What makes this anxiety “loan” even more problematic is that most of these thoughts are not rooted in reality.
Many of the ideas that run through our mind are not substantiated by fact. And in fact, we find ourselves fortune telling the future, and 9 times out of 10, in a negative way.
It’s normal; our brain defaults to thinking negatively before it thinks positively.
The downside of course is that we have extrapolated the worst case scenario even before we’ve confirmed the facts of the case.
When I find myself doing this, I immediately slam on the mental breaks and visualize a big red STOP sign in my mind – as if I was speeding toward an intersection with seconds to break: the intersection of WHAT DO I KNOW FOR SURE and WHAT IS THE STORY I’M TELLING MYSELF.

When I force myself to list the facts of what I know for sure vs. what I’m creating in my mind or the assumptions I’m attributing to future events and conversations, that have yet to happen, I recalibrate my mind to begin from a place of knowledge, rather than a place of presumption.
I’m able to make clearer decisions based on FACT, not FICTION.
The big red stop sign serves as not only a visual cue in my mind to halt a negative thought pattern, but it also allows me to manage the stress of borrowing tomorrow’s unvetted challenges and prevents me from bringing them forward to today’s reality.
Brené Brown, whom I admire in a slightly uncomfortable hero-worship kind of way, put it best in her book, Dare to Lead, when she said “the first story we make up is what we call the “stormy first draft” or the SFD” (if you’re familiar with Brené’s work, you know her first option for “stormy” was not as kid-friendly, but we’re keeping it clean today on Thought Partner Friday).
“When it comes to our emotions, the first stories we make up – our SFDs – are definitely our fears and insecurities romping all over the place, making up worst-case scenarios.”
In keeping with our final week on Feedingforward rather than Feedingback, this weekend I want you to think about a story you might be telling yourself, maybe it’s about a certain situation or individual in your life at this moment.

  • Are you borrowing anxiety from the future?
  • Is that really a loan you want to pay back with mental interest?
  • Can you kick that SFD to the curb and focus on fact vs. fear?
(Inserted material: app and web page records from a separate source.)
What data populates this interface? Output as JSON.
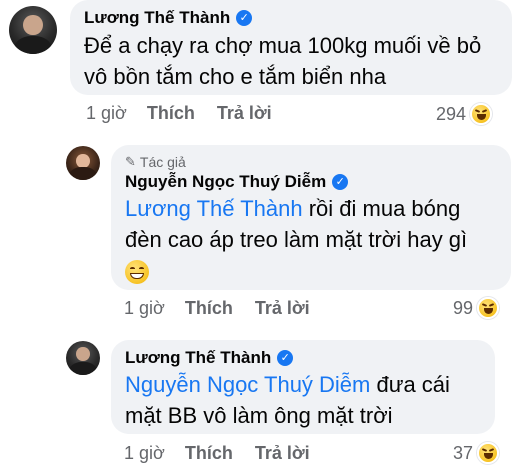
{
  "comments": [
    {
      "author": "Lương Thế Thành",
      "verified": true,
      "text": "Để a chạy ra chợ mua 100kg muối về bỏ vô bồn tắm cho e tắm biển nha",
      "time": "1 giờ",
      "like_label": "Thích",
      "reply_label": "Trả lời",
      "reaction_count": "294",
      "reaction_icon": "haha-icon"
    },
    {
      "author_tag": "Tác giả",
      "author": "Nguyễn Ngọc Thuý Diễm",
      "verified": true,
      "mention": "Lương Thế Thành",
      "text_line1": " rồi đi mua bóng",
      "text_line2": "đèn cao áp treo làm mặt trời hay gì",
      "emoji": "grinning-squinting-face",
      "time": "1 giờ",
      "like_label": "Thích",
      "reply_label": "Trả lời",
      "reaction_count": "99",
      "reaction_icon": "haha-icon"
    },
    {
      "author": "Lương Thế Thành",
      "verified": true,
      "mention": "Nguyễn Ngọc Thuý Diễm",
      "text_line1": " đưa cái",
      "text_line2": "mặt BB vô làm ông mặt trời",
      "time": "1 giờ",
      "like_label": "Thích",
      "reply_label": "Trả lời",
      "reaction_count": "37",
      "reaction_icon": "haha-icon"
    }
  ],
  "colors": {
    "bubble": "#f0f2f5",
    "mention": "#1877f2",
    "verified": "#1877f2",
    "meta_text": "#65676b"
  }
}
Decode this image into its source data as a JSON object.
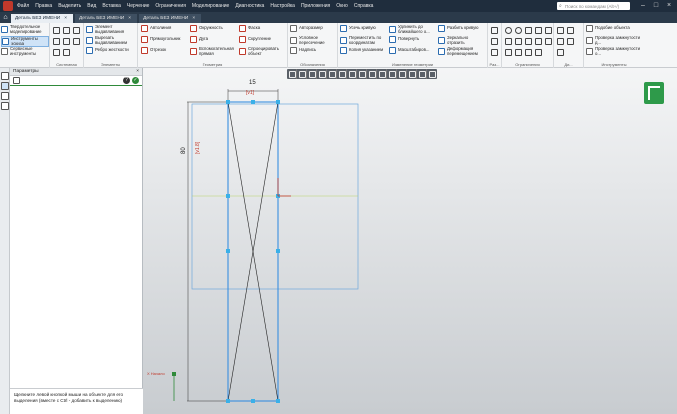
{
  "menu": {
    "items": [
      "Файл",
      "Правка",
      "Выделить",
      "Вид",
      "Вставка",
      "Черчение",
      "Ограничения",
      "Моделирование",
      "Диагностика",
      "Настройка",
      "Приложения",
      "Окно",
      "Справка"
    ],
    "search_placeholder": "Поиск по командам (Alt+/)"
  },
  "tabs": [
    {
      "label": "Деталь БЕЗ ИМЕНИ",
      "active": true
    },
    {
      "label": "Деталь БЕЗ ИМЕНИ",
      "active": false
    },
    {
      "label": "Деталь БЕЗ ИМЕНИ",
      "active": false
    }
  ],
  "ribbon": {
    "left_buttons": [
      "Твердотельное моделирование",
      "Инструменты эскиза",
      "Сервисные инструменты"
    ],
    "groups": [
      {
        "caption": "Системная"
      },
      {
        "caption": "Элементы"
      },
      {
        "caption": "Геометрия"
      },
      {
        "caption": "Обозначения"
      },
      {
        "caption": "Изменение геометрии"
      },
      {
        "caption": "Раз..."
      },
      {
        "caption": "Ограничения"
      },
      {
        "caption": "Ди..."
      },
      {
        "caption": "Инструменты"
      }
    ],
    "elements": [
      "Элемент выдавливания",
      "Вырезать выдавливанием",
      "Ребро жесткости"
    ],
    "geometry": [
      "Автолиния",
      "Окружность",
      "Фаска",
      "Прямоугольник",
      "Дуга",
      "Скругление",
      "Отрезок",
      "Вспомогательная прямая",
      "Спроецировать объект"
    ],
    "annotations": [
      "Авторазмер",
      "Условное пересечение",
      "Надпись"
    ],
    "modify": [
      "Усечь кривую",
      "Удлинить до ближайшего о...",
      "Разбить кривую",
      "Переместить по координатам",
      "Повернуть",
      "Зеркально отразить",
      "Копия указанием",
      "Масштабиров...",
      "Деформация перемещением"
    ],
    "tools": [
      "Подобие объекта",
      "Проверка замкнутости д...",
      "Проверка замкнутости о..."
    ]
  },
  "params_panel": {
    "title": "Параметры",
    "hint": "Щелкните левой кнопкой мыши на объекте для его выделения (вместе с Ctrl - добавить к выделению)"
  },
  "drawing": {
    "dim_width": "15",
    "dim_width_expr": "[v1]",
    "dim_height": "80",
    "dim_height_expr": "[v1.8]",
    "origin_label": "X  Начало"
  },
  "colors": {
    "titlebar": "#1f2d3d",
    "ok": "#2f8a3a",
    "sketch": "#3a8fe0"
  }
}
  • What more do you need to learn about the situation?
  • What more do you need to learn about others in the story?
  • What else do you need to tell yourself?